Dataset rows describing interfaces
+ + +
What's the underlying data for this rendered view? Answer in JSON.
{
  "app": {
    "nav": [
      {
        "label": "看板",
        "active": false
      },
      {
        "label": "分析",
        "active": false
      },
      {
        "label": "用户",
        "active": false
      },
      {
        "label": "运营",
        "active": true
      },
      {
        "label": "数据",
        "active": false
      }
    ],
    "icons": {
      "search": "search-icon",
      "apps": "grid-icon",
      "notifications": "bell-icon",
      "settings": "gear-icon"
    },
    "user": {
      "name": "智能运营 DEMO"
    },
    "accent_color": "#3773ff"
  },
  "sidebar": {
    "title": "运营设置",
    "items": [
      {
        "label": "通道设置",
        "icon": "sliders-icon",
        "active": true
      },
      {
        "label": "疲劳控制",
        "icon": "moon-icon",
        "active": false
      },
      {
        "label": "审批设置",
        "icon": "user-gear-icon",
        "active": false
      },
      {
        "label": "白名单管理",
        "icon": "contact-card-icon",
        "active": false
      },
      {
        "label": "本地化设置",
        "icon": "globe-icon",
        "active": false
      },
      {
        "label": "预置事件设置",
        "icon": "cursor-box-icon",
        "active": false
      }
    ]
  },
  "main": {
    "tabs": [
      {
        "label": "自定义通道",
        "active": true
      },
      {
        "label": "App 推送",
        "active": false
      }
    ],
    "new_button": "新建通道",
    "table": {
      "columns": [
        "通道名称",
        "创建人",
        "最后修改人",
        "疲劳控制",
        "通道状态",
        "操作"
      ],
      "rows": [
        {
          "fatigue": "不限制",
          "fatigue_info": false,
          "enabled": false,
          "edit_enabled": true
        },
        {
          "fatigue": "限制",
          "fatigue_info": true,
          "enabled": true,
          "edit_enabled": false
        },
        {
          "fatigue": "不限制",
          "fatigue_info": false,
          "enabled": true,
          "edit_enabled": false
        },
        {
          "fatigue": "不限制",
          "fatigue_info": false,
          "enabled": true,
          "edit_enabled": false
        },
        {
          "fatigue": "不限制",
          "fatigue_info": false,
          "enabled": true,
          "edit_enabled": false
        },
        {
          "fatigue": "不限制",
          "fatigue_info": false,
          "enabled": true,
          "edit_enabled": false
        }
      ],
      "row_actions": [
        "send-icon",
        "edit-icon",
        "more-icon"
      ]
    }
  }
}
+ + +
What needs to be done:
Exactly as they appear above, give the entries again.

Finished task:
What's the underlying data for this rendered view? Answer in JSON.
{
  "app": {
    "nav": [
      {
        "label": "看板",
        "active": false
      },
      {
        "label": "分析",
        "active": false
      },
      {
        "label": "用户",
        "active": false
      },
      {
        "label": "运营",
        "active": true
      },
      {
        "label": "数据",
        "active": false
      }
    ],
    "icons": {
      "search": "search-icon",
      "apps": "grid-icon",
      "notifications": "bell-icon",
      "settings": "gear-icon"
    },
    "user": {
      "name": "智能运营 DEMO"
    },
    "accent_color": "#3773ff"
  },
  "sidebar": {
    "title": "运营设置",
    "items": [
      {
        "label": "通道设置",
        "icon": "sliders-icon",
        "active": true
      },
      {
        "label": "疲劳控制",
        "icon": "moon-icon",
        "active": false
      },
      {
        "label": "审批设置",
        "icon": "user-gear-icon",
        "active": false
      },
      {
        "label": "白名单管理",
        "icon": "contact-card-icon",
        "active": false
      },
      {
        "label": "本地化设置",
        "icon": "globe-icon",
        "active": false
      },
      {
        "label": "预置事件设置",
        "icon": "cursor-box-icon",
        "active": false
      }
    ]
  },
  "main": {
    "tabs": [
      {
        "label": "自定义通道",
        "active": true
      },
      {
        "label": "App 推送",
        "active": false
      }
    ],
    "new_button": "新建通道",
    "table": {
      "columns": [
        "通道名称",
        "创建人",
        "最后修改人",
        "疲劳控制",
        "通道状态",
        "操作"
      ],
      "rows": [
        {
          "fatigue": "不限制",
          "fatigue_info": false,
          "enabled": false,
          "edit_enabled": true
        },
        {
          "fatigue": "限制",
          "fatigue_info": true,
          "enabled": true,
          "edit_enabled": false
        },
        {
          "fatigue": "不限制",
          "fatigue_info": false,
          "enabled": true,
          "edit_enabled": false
        },
        {
          "fatigue": "不限制",
          "fatigue_info": false,
          "enabled": true,
          "edit_enabled": false
        },
        {
          "fatigue": "不限制",
          "fatigue_info": false,
          "enabled": true,
          "edit_enabled": false
        },
        {
          "fatigue": "不限制",
          "fatigue_info": false,
          "enabled": true,
          "edit_enabled": false
        }
      ],
      "row_actions": [
        "send-icon",
        "edit-icon",
        "more-icon"
      ]
    }
  }
}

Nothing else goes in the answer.